╔══

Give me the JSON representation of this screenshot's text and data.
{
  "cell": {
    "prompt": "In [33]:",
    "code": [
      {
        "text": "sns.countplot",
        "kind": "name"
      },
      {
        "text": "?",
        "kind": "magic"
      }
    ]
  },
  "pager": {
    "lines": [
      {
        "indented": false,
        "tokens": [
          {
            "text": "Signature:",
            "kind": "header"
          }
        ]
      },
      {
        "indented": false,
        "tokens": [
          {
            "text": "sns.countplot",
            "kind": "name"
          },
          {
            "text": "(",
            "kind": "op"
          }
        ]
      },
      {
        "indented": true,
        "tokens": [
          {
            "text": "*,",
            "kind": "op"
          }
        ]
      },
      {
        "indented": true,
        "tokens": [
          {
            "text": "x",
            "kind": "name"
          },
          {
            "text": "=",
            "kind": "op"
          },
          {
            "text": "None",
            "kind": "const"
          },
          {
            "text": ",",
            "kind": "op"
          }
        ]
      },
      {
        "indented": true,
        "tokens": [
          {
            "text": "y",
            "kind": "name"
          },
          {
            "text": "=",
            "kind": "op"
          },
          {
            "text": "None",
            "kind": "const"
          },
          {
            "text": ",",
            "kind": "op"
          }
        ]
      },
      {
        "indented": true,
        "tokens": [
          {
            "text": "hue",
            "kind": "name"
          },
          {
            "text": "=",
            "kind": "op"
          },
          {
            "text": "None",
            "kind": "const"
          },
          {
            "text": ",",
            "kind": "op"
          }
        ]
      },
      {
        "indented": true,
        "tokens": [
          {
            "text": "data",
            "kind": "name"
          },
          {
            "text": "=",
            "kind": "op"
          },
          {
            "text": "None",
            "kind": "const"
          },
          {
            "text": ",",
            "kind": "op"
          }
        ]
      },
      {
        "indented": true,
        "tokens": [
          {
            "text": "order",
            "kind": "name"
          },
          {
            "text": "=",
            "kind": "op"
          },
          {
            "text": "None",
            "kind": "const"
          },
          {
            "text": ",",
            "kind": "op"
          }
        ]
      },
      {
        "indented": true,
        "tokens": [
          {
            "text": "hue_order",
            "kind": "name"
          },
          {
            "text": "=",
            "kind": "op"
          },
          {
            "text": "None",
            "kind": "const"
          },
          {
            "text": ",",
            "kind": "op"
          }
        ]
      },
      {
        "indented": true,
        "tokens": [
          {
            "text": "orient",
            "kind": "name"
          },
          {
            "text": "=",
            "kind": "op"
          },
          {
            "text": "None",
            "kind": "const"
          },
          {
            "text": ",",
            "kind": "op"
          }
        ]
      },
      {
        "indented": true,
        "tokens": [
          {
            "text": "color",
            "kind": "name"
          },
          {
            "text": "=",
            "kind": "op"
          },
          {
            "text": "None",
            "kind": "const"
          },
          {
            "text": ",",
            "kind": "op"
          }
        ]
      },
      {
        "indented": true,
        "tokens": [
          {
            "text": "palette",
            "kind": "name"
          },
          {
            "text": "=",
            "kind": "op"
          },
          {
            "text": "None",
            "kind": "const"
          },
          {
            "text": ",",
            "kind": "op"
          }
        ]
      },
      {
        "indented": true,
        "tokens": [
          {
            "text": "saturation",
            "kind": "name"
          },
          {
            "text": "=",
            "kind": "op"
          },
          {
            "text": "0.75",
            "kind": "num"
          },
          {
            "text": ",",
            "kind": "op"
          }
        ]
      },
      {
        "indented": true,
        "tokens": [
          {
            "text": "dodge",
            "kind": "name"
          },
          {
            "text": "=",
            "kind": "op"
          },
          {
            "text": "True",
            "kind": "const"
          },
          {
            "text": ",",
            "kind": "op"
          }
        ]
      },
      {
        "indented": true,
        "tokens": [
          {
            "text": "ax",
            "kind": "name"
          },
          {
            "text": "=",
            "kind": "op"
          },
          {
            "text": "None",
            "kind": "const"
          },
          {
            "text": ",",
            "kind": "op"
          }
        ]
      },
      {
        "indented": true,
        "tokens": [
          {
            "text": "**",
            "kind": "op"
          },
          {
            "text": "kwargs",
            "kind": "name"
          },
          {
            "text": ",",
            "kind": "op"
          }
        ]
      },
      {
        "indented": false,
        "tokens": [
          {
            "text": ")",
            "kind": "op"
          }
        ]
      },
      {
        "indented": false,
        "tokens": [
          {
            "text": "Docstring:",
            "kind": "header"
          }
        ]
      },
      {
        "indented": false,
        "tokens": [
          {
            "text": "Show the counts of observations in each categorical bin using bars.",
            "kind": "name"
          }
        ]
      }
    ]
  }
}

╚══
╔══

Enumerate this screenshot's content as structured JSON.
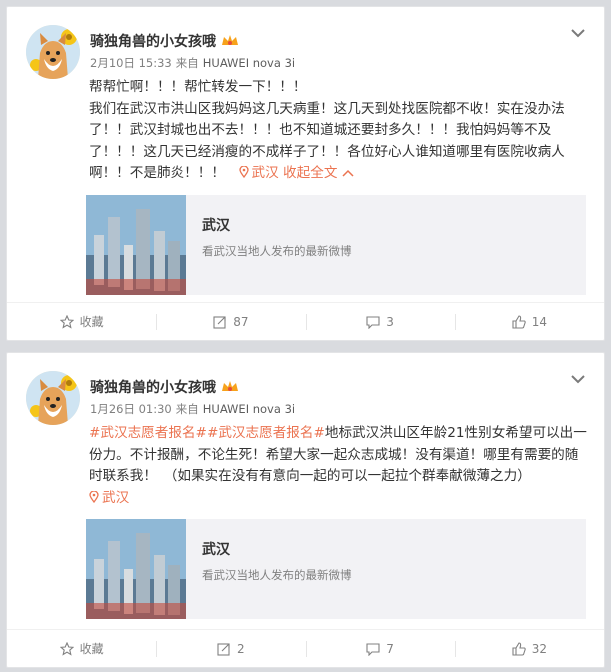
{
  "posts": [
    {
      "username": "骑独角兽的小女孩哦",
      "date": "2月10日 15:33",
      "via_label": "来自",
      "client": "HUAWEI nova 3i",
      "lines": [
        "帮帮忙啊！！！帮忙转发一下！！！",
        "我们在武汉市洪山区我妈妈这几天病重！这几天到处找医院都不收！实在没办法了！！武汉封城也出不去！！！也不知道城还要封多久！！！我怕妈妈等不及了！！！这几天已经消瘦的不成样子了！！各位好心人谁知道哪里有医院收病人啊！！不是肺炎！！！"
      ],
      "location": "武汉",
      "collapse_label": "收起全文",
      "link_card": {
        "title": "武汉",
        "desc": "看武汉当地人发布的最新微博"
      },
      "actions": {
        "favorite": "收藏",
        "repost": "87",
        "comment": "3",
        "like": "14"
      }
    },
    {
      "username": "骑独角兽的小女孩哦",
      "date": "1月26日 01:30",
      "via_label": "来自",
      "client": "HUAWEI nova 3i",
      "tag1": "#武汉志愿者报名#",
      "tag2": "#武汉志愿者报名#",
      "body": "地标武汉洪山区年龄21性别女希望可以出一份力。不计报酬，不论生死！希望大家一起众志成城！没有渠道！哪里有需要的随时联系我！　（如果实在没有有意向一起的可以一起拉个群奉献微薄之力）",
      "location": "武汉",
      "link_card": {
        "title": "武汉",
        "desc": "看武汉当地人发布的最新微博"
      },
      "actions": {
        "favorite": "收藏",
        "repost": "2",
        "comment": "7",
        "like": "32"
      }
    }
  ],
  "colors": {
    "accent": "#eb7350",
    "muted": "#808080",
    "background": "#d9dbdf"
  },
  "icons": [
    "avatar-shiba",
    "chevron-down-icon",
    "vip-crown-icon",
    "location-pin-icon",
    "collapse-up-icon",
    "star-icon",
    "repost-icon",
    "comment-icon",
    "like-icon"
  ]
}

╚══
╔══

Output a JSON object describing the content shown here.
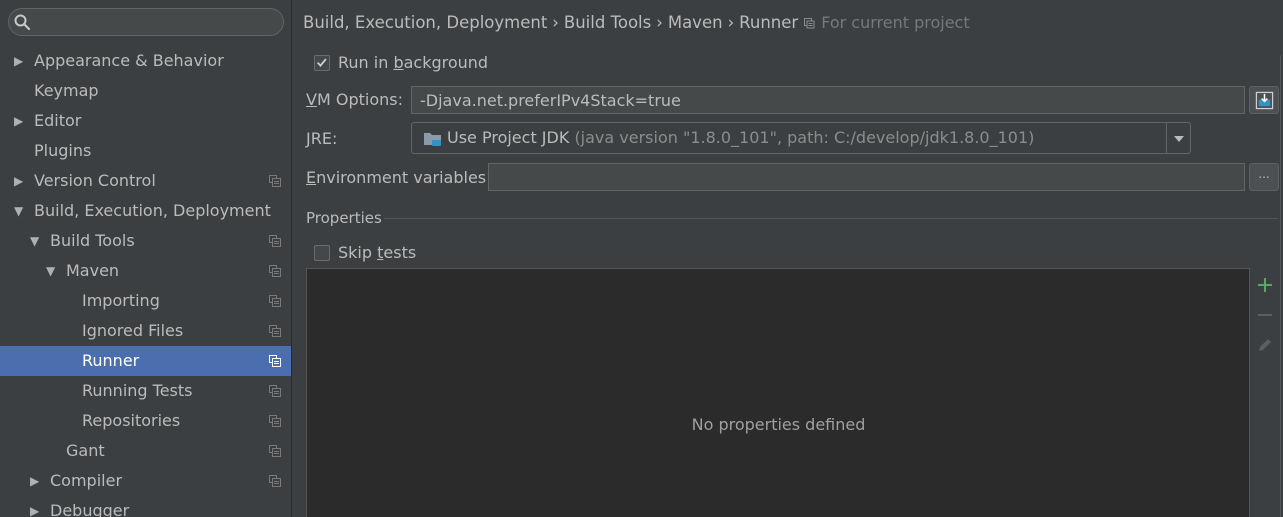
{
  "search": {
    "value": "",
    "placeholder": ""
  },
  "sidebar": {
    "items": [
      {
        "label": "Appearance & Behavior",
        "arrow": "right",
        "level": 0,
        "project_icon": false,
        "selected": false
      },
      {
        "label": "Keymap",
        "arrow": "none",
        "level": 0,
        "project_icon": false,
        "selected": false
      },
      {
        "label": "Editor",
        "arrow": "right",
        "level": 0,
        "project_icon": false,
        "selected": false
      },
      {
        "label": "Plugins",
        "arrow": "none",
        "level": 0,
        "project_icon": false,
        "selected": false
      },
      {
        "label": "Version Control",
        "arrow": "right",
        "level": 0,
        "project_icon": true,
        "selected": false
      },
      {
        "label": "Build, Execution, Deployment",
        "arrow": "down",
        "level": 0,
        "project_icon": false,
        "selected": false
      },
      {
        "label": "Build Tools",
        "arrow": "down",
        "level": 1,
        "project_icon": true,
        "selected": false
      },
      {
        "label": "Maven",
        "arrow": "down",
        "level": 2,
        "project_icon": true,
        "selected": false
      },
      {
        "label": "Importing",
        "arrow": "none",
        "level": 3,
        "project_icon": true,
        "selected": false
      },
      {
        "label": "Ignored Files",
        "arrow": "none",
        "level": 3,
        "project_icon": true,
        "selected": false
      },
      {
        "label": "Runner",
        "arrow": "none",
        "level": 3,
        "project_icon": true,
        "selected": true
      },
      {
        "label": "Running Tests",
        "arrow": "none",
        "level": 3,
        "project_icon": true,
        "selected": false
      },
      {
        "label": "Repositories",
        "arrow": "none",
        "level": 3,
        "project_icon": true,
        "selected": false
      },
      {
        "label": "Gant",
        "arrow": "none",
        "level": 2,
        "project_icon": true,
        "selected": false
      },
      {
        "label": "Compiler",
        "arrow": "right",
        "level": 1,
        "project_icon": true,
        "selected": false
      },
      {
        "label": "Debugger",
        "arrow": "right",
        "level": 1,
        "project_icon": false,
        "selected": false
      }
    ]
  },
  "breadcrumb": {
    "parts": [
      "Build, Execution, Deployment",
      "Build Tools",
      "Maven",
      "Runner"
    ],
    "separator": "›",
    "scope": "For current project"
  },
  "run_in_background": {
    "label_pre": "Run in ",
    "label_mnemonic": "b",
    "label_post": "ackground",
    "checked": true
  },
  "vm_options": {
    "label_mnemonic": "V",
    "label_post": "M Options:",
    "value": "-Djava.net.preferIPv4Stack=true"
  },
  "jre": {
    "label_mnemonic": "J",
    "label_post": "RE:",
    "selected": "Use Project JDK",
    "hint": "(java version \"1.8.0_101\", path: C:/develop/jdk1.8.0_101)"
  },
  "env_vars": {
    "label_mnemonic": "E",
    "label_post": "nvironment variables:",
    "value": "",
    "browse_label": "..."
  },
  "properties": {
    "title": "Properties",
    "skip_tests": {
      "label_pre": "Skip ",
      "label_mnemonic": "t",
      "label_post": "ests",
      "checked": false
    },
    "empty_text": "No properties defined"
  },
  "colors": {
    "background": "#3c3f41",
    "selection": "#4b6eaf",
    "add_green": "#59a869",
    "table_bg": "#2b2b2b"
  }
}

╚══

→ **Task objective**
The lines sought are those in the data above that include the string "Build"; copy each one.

→ **Problem solution**
        "label": "Build, Execution, Deployment",
        "label": "Build Tools",
      "Build, Execution, Deployment",
      "Build Tools",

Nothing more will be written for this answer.